Ada Gay Griffin is an African-American activist working in electronic media and film production. She was formerly executive director of Third World Newsreel and works to ensure a flourishing future for producers of color in progressive media. She studied art, political science, and black feminist writing at Hampshire College, where she studied the works of Audre Lorde. Griffin previously directed and produced Can't Jail the Revolution and Break the Walls Down, and developed Black in a Small Town, a documentary series that explored issues of race and class in semi-rural areas in the United States. She served as first assistant director on the drama Dead Man's Shoes, which premiered at the 2005 Tribeca Film Festival.
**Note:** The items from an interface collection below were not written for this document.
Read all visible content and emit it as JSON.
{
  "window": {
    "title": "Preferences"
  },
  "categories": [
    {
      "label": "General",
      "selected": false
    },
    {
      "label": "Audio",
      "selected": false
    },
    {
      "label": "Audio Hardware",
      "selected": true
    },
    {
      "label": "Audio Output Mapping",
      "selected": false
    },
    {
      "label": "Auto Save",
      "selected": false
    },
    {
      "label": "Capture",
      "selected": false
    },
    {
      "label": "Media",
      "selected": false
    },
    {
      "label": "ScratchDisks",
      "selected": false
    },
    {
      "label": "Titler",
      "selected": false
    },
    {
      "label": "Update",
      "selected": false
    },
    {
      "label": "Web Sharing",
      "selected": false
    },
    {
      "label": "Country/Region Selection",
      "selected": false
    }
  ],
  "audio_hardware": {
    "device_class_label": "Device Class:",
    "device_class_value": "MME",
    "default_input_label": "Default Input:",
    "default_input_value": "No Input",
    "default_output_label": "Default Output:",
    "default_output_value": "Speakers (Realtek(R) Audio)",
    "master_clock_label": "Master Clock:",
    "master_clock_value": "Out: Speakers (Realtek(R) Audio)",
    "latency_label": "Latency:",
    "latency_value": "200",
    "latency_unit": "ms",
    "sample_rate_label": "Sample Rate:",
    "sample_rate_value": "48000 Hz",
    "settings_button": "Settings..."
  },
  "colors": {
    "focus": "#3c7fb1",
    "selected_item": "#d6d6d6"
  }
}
Michelle Parkerson is a writer, independent filmmaker, university lecturer and performance artist from Washington, D.C. She has served on the faculties of Temple University, the University of Delaware, Howard University, and Northwestern University. Her films include But Then She's Betty Carter, about the jazz vocalist, Urban Odyssey (both seen on PBS) and Gotta Make This Journey: Sweet Honey in the Rock, about the black women's a cappella ensemble. In 1992, she received a Rockefeller Foundation Film/Video Fellowship. As a member of the American Film Institute's Directing Workshop for Women, she wrote and directed Odds and Ends, a science-fiction short about black Amazon warriors.